Answer: nobody. Scott Reeves is a highly regarded composer and educator at the CUNY School of Music and Juilliard who’s played with several high-profile acts in addition to leading his own ensembles. What he’s playing on seven of the nine tracks here is an alto flugelhorn, fusing the slower, soulful attack of a trombone with the broader color spectrum of a much smaller horn (he also plays his own creation, the alto valve trombone on two cuts). This is his latest cd, and it’s one of the most beautiful melodic jazz albums of recent years. Reeves credits Argentinean composer Alberto Ginastera’s Piano Sonata as inspiration for the opening, title track, Jim Ridl’s elliptically mysterioso piano providing an austere backdrop – and absolutely no shelter – for a terse horn arrangement, Rich Perry’s tense, wary tenor and Reeves’ equally terse and startling solos. And then, true to its title, the scene suddenly shifts, the rhythm section scurrying along beneath atmospheric sheets of sound punctuated by Ridl’s incisiveness.

 

The nocturnal glimmer that permeates the album is most vivid and beautiful on the cd’s best cut, the long, almost twelve-minute New Bamboo, a hauntingly modal number stalking along on Mike McGuirk’s ominous bassline and Ridl’s dark, insistent chords, Reeves adding a beautifully lyrical flugelhorn solo. And then the piano makes a long, painstaking attempt to bring some light into the darkness, but you almost know it’s not going to happen. And then it’s over. This is a pantheonic song, one that a whole lot of musicians will be adding to their repertoire once word gets around.

 

The aptly titled Incandescence shares the same hauntedly romantic, after-sunset feel, the horns building the theme in unison over murky, menacing piano as the rhythm pulses, McGuirk adding a plaintive solo. Reeves and Perry conduct a clinic in shadow and shading, and Ridl adds a hauntingly insistent, poignant solo that’s the high point of the entire cd.

 

The album’s other tracks include also the catchy, funky, Miles Davis-inspired The Alchemist; the richly coloristic, pensive Without a Trace, a trio of upbeat, tunefully swinging numbers and a stab at a samba with some evocatively breezy work from Perry (and a beat that stomps rather than sways – easy, guys, this stuff is supposed to be sultry!). Not only is this a great album for jazz fans, it’s a great stealth attack weapon. Like Sketches of Spain, A Love Supreme or the latest JD Allen Trio cd, it’s a way to turn your rock friends on to what you’ve known all along.
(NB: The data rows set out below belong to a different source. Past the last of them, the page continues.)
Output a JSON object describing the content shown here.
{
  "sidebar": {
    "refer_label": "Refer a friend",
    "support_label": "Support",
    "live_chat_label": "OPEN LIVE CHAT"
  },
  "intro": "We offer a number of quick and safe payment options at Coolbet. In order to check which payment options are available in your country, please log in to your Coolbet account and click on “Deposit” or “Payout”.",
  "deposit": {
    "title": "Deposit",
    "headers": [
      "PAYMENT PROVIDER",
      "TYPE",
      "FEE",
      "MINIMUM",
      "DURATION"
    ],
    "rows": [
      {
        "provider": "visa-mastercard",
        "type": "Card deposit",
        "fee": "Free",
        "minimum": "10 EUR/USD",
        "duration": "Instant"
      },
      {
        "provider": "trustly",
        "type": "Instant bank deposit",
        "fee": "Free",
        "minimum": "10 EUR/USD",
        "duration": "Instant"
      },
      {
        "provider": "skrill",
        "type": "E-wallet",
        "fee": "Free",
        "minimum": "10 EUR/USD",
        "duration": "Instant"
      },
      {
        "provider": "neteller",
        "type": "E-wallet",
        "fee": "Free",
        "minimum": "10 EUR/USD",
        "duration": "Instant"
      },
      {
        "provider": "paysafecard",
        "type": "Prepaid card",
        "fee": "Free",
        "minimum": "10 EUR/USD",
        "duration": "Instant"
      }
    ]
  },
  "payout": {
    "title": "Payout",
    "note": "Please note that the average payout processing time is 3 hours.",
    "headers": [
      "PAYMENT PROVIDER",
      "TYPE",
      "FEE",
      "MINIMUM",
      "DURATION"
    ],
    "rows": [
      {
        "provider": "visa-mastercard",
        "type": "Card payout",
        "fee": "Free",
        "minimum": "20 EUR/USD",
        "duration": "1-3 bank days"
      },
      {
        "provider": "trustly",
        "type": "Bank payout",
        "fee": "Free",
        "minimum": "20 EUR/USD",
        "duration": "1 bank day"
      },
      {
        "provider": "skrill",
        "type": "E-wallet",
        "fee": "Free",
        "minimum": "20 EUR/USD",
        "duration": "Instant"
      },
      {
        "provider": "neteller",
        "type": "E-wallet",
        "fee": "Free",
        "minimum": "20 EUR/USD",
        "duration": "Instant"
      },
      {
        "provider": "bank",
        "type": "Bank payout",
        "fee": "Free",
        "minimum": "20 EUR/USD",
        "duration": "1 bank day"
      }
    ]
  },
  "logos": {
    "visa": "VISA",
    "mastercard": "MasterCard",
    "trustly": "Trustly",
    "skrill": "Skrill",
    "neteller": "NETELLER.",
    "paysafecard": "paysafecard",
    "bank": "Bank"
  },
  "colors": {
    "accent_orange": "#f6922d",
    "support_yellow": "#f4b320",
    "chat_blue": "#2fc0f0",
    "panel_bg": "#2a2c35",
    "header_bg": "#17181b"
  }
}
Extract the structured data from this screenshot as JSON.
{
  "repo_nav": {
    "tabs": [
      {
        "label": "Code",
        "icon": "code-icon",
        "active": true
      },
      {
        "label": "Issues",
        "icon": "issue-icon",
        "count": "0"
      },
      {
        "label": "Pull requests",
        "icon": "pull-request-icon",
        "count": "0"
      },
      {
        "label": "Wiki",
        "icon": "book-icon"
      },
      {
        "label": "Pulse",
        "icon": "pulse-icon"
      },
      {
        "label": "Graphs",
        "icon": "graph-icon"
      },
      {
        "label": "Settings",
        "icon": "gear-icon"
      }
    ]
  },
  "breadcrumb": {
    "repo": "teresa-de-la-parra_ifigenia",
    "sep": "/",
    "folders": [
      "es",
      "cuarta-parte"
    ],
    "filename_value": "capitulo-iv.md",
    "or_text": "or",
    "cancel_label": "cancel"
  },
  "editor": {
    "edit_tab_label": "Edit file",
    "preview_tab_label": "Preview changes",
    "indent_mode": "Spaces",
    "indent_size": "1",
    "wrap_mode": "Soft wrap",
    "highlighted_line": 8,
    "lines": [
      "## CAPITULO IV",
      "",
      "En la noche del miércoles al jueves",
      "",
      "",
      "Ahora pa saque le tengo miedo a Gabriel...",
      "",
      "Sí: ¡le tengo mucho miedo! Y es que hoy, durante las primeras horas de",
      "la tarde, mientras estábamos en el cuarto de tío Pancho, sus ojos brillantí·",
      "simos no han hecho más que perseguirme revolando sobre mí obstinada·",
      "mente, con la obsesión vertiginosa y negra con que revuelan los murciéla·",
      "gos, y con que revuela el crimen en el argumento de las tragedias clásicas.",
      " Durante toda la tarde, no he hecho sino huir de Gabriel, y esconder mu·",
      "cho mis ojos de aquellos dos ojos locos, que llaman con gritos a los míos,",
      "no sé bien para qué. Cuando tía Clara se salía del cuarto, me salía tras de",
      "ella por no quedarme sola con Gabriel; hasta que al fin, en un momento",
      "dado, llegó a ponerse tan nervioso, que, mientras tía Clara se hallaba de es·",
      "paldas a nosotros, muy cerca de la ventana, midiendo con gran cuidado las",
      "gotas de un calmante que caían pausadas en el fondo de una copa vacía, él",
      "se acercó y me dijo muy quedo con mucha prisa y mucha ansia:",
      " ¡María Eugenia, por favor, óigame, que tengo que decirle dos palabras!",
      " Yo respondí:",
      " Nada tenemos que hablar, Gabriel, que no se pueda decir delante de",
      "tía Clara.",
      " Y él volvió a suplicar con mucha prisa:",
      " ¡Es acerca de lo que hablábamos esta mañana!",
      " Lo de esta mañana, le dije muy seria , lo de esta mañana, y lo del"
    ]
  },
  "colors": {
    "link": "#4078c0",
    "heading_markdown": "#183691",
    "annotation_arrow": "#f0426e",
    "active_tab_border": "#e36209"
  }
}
Reeves is currently on Japanese tour, returning for a gig with this group at 55 Bar on May 3 with sets at 9:30 and 11.

April 16, 2009 Posted by | Music, music, concert, review, Reviews | , , , , , , , , , , , , , | Leave a comment